The Francis Inquiry report highlighted three key characteristics of health care culture: openness, transparency and candour; these are desirable, but can be hard to achieve. There are a number of reasons for staff in all professions and at all levels to stay silent when they see practice that falls short of acceptable standards. The structures and processes within an organisation can be hierarchical and defensive, which mitigates against speaking up or exposes those who do to risk; there can also be social reasons – challenging friends and colleagues can often be difficult. Sometimes staff keep quiet because they wonder: if I am saying this about my colleague’s practice, what does it mean for my own?
Our Patient and Family-centred Care programme supports frontline clinical staff, and leaders in NHS organisations, to deliver patient-centred care. We run a ‘Beyond Silence’ workshop, which explores the reasons that speaking up is so difficult, and what can be done to make it easier to speak, to hear, and be heard.
Participants in the workshop explore what causes silence and the implications of silence, using examples from other industries: who can forget the Challenger disaster, where the space shuttle exploded only seconds after taking off from Cape Canaveral? The subsequent investigation revealed that people had had concerns but were afraid to speak up and felt under tremendous pressure because of it. In health care too, numerous inquiries stretching back decades (and most recently in Mid Staffordshire) have documented examples of poor care, where some staff did not speak up and others were not listened to when they expressed their concerns.

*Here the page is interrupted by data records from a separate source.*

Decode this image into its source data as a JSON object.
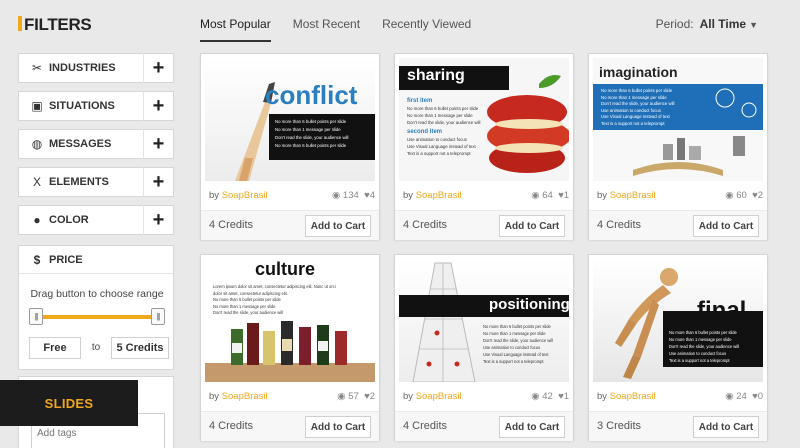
{
  "sidebar": {
    "title": "FILTERS",
    "filters": [
      {
        "label": "INDUSTRIES",
        "icon": "tools-icon"
      },
      {
        "label": "SITUATIONS",
        "icon": "briefcase-icon"
      },
      {
        "label": "MESSAGES",
        "icon": "speech-bubble-icon"
      },
      {
        "label": "ELEMENTS",
        "icon": "dna-icon"
      },
      {
        "label": "COLOR",
        "icon": "drop-icon"
      }
    ],
    "price": {
      "label": "PRICE",
      "icon": "dollar-icon",
      "hint": "Drag button to choose range",
      "from": "Free",
      "to_label": "to",
      "to": "5 Credits"
    },
    "tags_placeholder": "Add tags",
    "badge": "SLIDES"
  },
  "tabs": [
    "Most Popular",
    "Most Recent",
    "Recently Viewed"
  ],
  "active_tab": "Most Popular",
  "period": {
    "label": "Period:",
    "value": "All Time"
  },
  "accent_color": "#f1a81d",
  "cards": [
    {
      "title": "conflict",
      "bullets": [
        "No more than 6 bullet points per slide",
        "No more than 1 message per slide",
        "Don't read the slide, your audience will",
        "No more than 6 bullet points per slide"
      ],
      "author": "SoapBrasil",
      "views": "134",
      "likes": "4",
      "credits": "4 Credits",
      "cart": "Add to Cart"
    },
    {
      "title": "sharing",
      "bullets": [
        "first item",
        "No more than 6 bullet points per slide",
        "No more than 1 message per slide",
        "Don't read the slide, your audience will",
        "second item",
        "Use animation to conduct focus",
        "Use Visual Language instead of text",
        "Text is a support not a teleprompt"
      ],
      "author": "SoapBrasil",
      "views": "64",
      "likes": "1",
      "credits": "4 Credits",
      "cart": "Add to Cart"
    },
    {
      "title": "imagination",
      "bullets": [
        "No more than 6 bullet points per slide",
        "No more than 1 message per slide",
        "Don't read the slide, your audience will",
        "Use animation to conduct focus",
        "Use Visual Language instead of text",
        "Text is a support not a teleprompt"
      ],
      "author": "SoapBrasil",
      "views": "60",
      "likes": "2",
      "credits": "4 Credits",
      "cart": "Add to Cart"
    },
    {
      "title": "culture",
      "bullets": [
        "Lorem ipsum dolor sit amet, consectetur adipiscing elit. Nunc ut orci",
        "dolor sit amet, consectetur adipiscing elit.",
        "No more than 6 bullet points per slide",
        "No more than 1 message per slide",
        "Don't read the slide, your audience will"
      ],
      "author": "SoapBrasil",
      "views": "57",
      "likes": "2",
      "credits": "4 Credits",
      "cart": "Add to Cart"
    },
    {
      "title": "positioning",
      "bullets": [
        "No more than 6 bullet points per slide",
        "No more than 1 message per slide",
        "Don't read the slide, your audience will",
        "Use animation to conduct focus",
        "Use Visual Language instead of text",
        "Text is a support not a teleprompt"
      ],
      "author": "SoapBrasil",
      "views": "42",
      "likes": "1",
      "credits": "4 Credits",
      "cart": "Add to Cart"
    },
    {
      "title": "final",
      "bullets": [
        "No more than 6 bullet points per slide",
        "No more than 1 message per slide",
        "Don't read the slide, your audience will",
        "Use animation to conduct focus",
        "Text is a support not a teleprompt"
      ],
      "author": "SoapBrasil",
      "views": "24",
      "likes": "0",
      "credits": "3 Credits",
      "cart": "Add to Cart"
    }
  ],
  "by_label": "by"
}
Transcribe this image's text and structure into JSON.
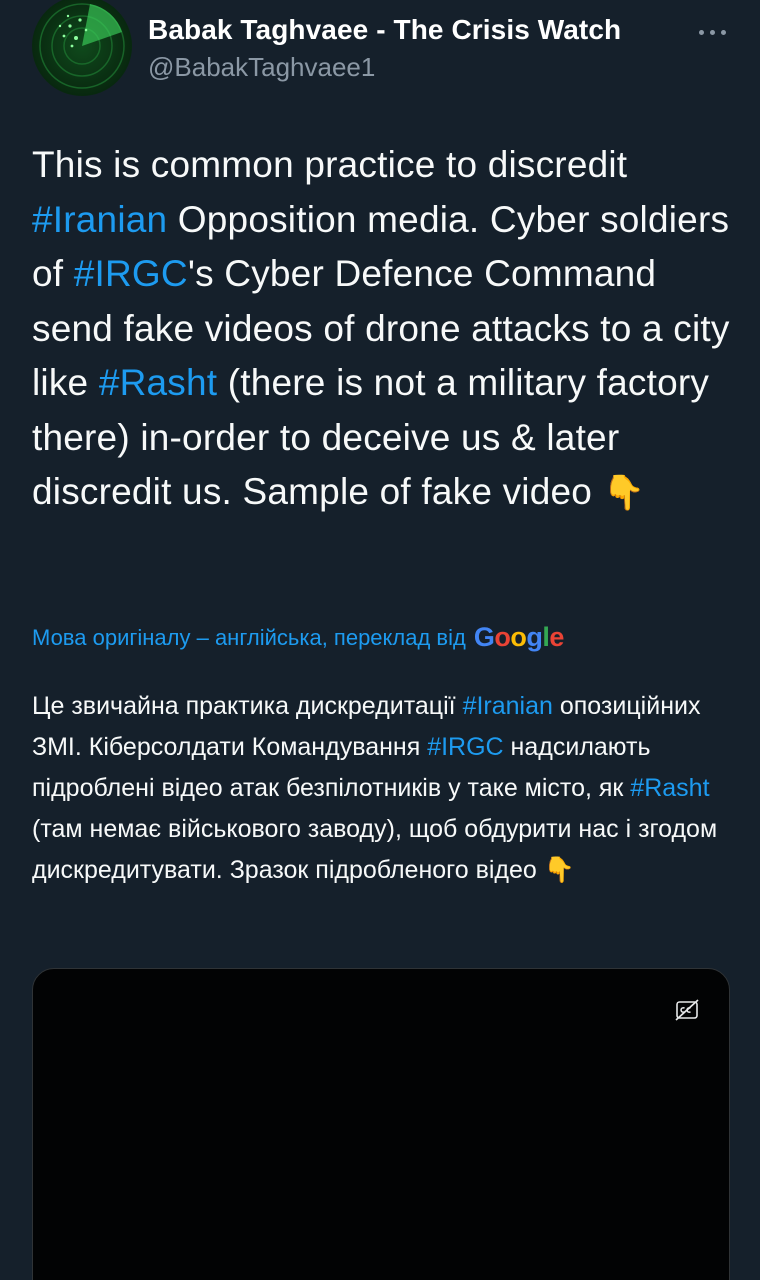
{
  "author": {
    "display_name": "Babak Taghvaee - The Crisis Watch",
    "handle": "@BabakTaghvaee1",
    "avatar_icon": "radar-avatar-icon"
  },
  "more_icon": "more-horizontal-icon",
  "tweet": {
    "s1": "This is common practice to discredit ",
    "tag_iranian": "#Iranian",
    "s2": " Opposition media. Cyber soldiers of ",
    "tag_irgc": "#IRGC",
    "s3": "'s Cyber Defence Command send fake videos of drone attacks to a city like ",
    "tag_rasht": "#Rasht",
    "s4": " (there is not a military factory there) in-order to deceive us & later discredit us. Sample of fake video ",
    "emoji": "👇"
  },
  "translation": {
    "notice": "Мова оригіналу – англійська, переклад від",
    "provider": "Google",
    "s1": "Це звичайна практика дискредитації ",
    "tag_iranian": "#Iranian",
    "s2": " опозиційних ЗМІ. Кіберсолдати Командування ",
    "tag_irgc": "#IRGC",
    "s3": " надсилають підроблені відео атак безпілотників у таке місто, як ",
    "tag_rasht": "#Rasht",
    "s4": " (там немає військового заводу), щоб обдурити нас і згодом дискредитувати. Зразок підробленого відео ",
    "emoji": "👇"
  },
  "video": {
    "captions_icon": "closed-captions-off-icon"
  },
  "colors": {
    "background": "#15202b",
    "accent": "#1d9bf0",
    "secondary_text": "#8b98a5"
  }
}
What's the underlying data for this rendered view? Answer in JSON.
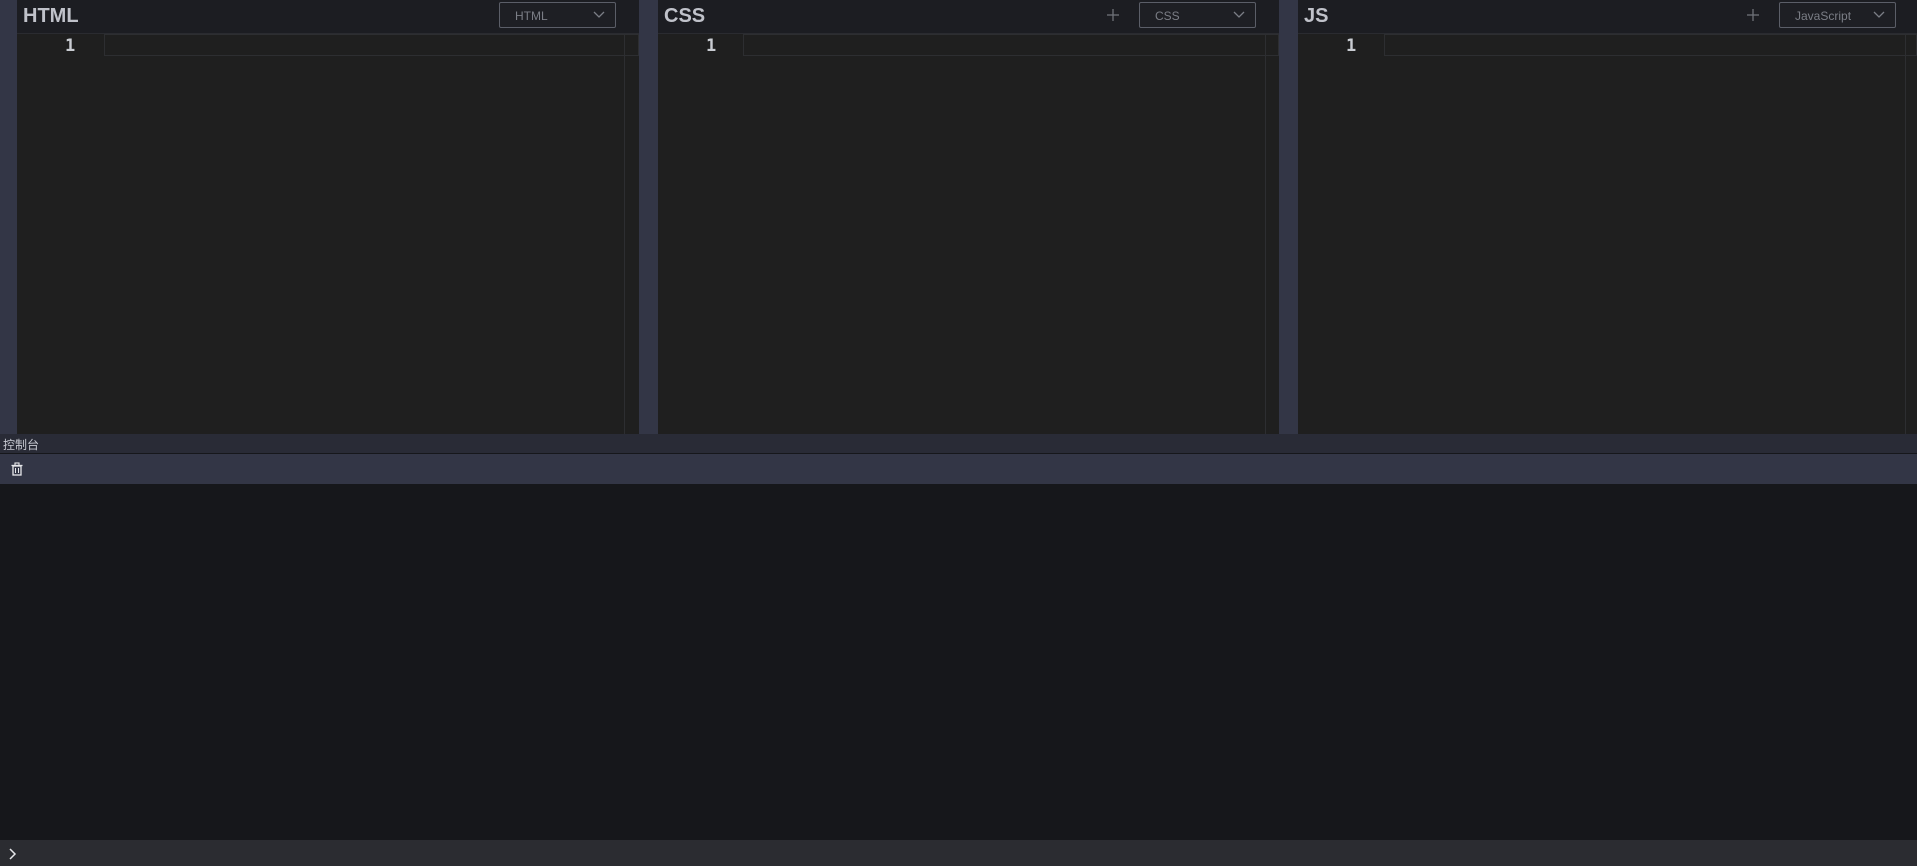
{
  "panels": {
    "html": {
      "title": "HTML",
      "language": "HTML",
      "line_numbers": [
        "1"
      ]
    },
    "css": {
      "title": "CSS",
      "language": "CSS",
      "line_numbers": [
        "1"
      ]
    },
    "js": {
      "title": "JS",
      "language": "JavaScript",
      "line_numbers": [
        "1"
      ]
    }
  },
  "console": {
    "title": "控制台",
    "clear_icon": "trash-icon",
    "prompt_icon": "chevron-right-icon"
  },
  "icons": {
    "add": "plus-icon",
    "dropdown": "chevron-down-icon"
  },
  "colors": {
    "panel_bg": "#1c1d22",
    "editor_bg": "#1f1f1f",
    "divider": "#333646",
    "console_bg": "#16171b"
  }
}
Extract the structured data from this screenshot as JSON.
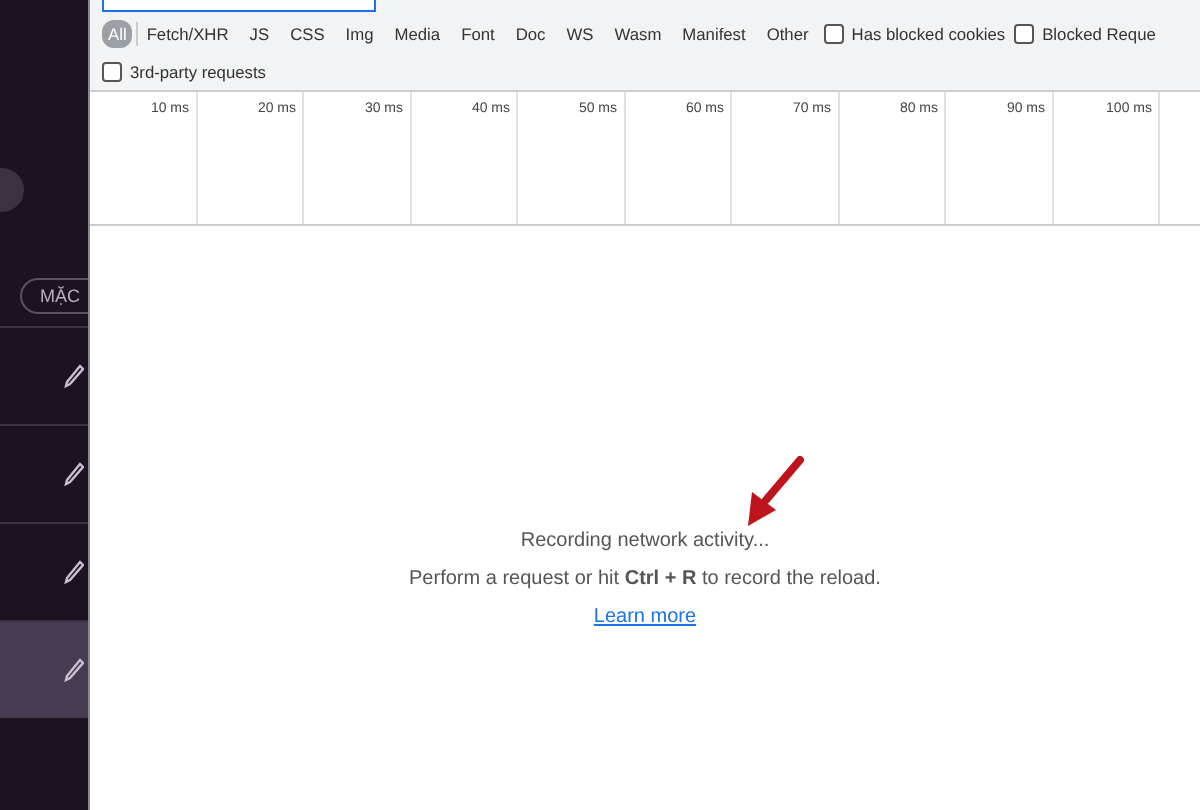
{
  "sidebar": {
    "chip": "MẶC",
    "items": [
      {
        "selected": false
      },
      {
        "selected": false
      },
      {
        "selected": false
      },
      {
        "selected": true
      }
    ]
  },
  "filters": [
    {
      "label": "All",
      "selected": true
    },
    {
      "label": "Fetch/XHR",
      "selected": false
    },
    {
      "label": "JS",
      "selected": false
    },
    {
      "label": "CSS",
      "selected": false
    },
    {
      "label": "Img",
      "selected": false
    },
    {
      "label": "Media",
      "selected": false
    },
    {
      "label": "Font",
      "selected": false
    },
    {
      "label": "Doc",
      "selected": false
    },
    {
      "label": "WS",
      "selected": false
    },
    {
      "label": "Wasm",
      "selected": false
    },
    {
      "label": "Manifest",
      "selected": false
    },
    {
      "label": "Other",
      "selected": false
    }
  ],
  "filter_checkboxes": [
    {
      "label": "Has blocked cookies",
      "checked": false
    },
    {
      "label": "Blocked Reque",
      "checked": false
    }
  ],
  "third_party": {
    "label": "3rd-party requests",
    "checked": false
  },
  "timeline": {
    "ticks": [
      "10 ms",
      "20 ms",
      "30 ms",
      "40 ms",
      "50 ms",
      "60 ms",
      "70 ms",
      "80 ms",
      "90 ms",
      "100 ms"
    ]
  },
  "empty_state": {
    "title": "Recording network activity...",
    "hint": "Perform a request or hit **Ctrl + R** to record the reload.",
    "link": "Learn more"
  }
}
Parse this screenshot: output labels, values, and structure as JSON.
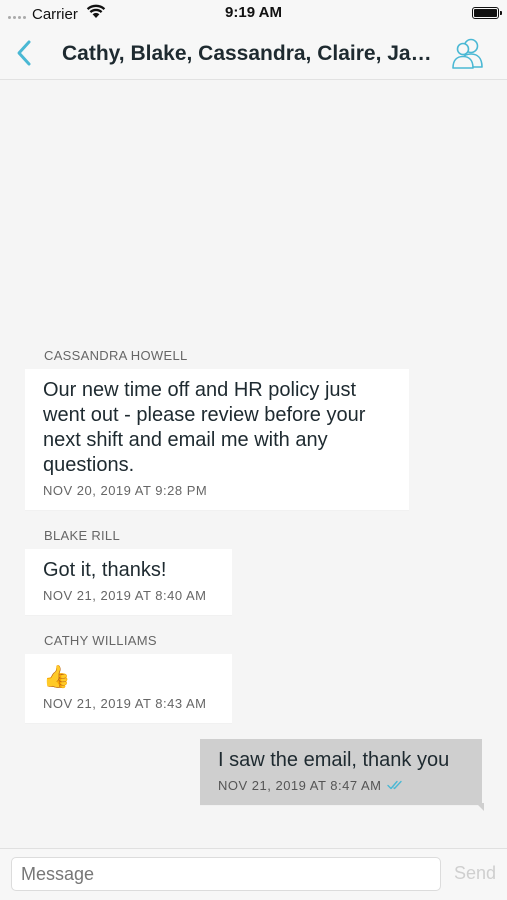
{
  "status_bar": {
    "carrier": "Carrier",
    "time": "9:19 AM",
    "battery_level": 1.0
  },
  "nav": {
    "title": "Cathy, Blake, Cassandra, Claire, Jac...",
    "back_icon": "chevron-left-icon",
    "members_icon": "people-icon",
    "accent_color": "#4ab8d4"
  },
  "messages": [
    {
      "sender": "CASSANDRA HOWELL",
      "text": "Our new time off and HR policy just went out - please review before your next shift and email me with any questions.",
      "timestamp": "NOV 20, 2019 AT 9:28 PM"
    },
    {
      "sender": "BLAKE RILL",
      "text": "Got it, thanks!",
      "timestamp": "NOV 21, 2019 AT 8:40 AM"
    },
    {
      "sender": "CATHY WILLIAMS",
      "text": "👍",
      "timestamp": "NOV 21, 2019 AT 8:43 AM"
    }
  ],
  "my_message": {
    "text": "I saw the email, thank you",
    "timestamp": "NOV 21, 2019 AT 8:47 AM",
    "read_icon": "double-check-icon"
  },
  "composer": {
    "placeholder": "Message",
    "value": "",
    "send_label": "Send"
  }
}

In any workplace there are issues that are not discussed. In health care, these can have an adverse effect on patients. Research, for example that by Maxfield D et al on the seven crucial conversations for health care, shows that a high proportion of health care professionals say they have worked with people who take shortcuts or show disrespect in the way they go about their work. There is also evidence that people are particularly likely to take shortcuts when they are tired and under pressure. So how can these issues be dealt with?
Organisations must support and celebrate those who are willing to speak up and develop structures and processes to support this, and their leaders must model this behaviour themselves.
They must provide opportunities for staff to remain connected to patients’ experiences so that their perceptions are not dulled by routine exposure. And they must equip staff with the skills to enable them to speak up: teaching them how to challenge in a constructive and non-blaming way; helping them to work in teams to establish a common cause and shared responsibility for standards; being clear that the intent behind any challenge is to improve care; and approaching colleagues with an attitude of curiosity rather than blame. To create a culture in which people acknowledge that there is a risk of things going wrong, teams need to establish routines for understanding their own performance, and need time to reflect on what it means for their work.
The NHS has a history of ‘deficit inquiry’, rather than appreciative inquiry – quick to judge and blame when things go wrong, slow to learn when things go right. Many staff take on guilt and blame when care is not ideal, even though the reasons may often lie within the design of the system rather than individual failings.
There cannot be an inspector at the end of every bed – self-improving organisations will be sustainable only when every member of staff feels able to express their care and concern for patients and colleagues and confident that they will be listened to and heard.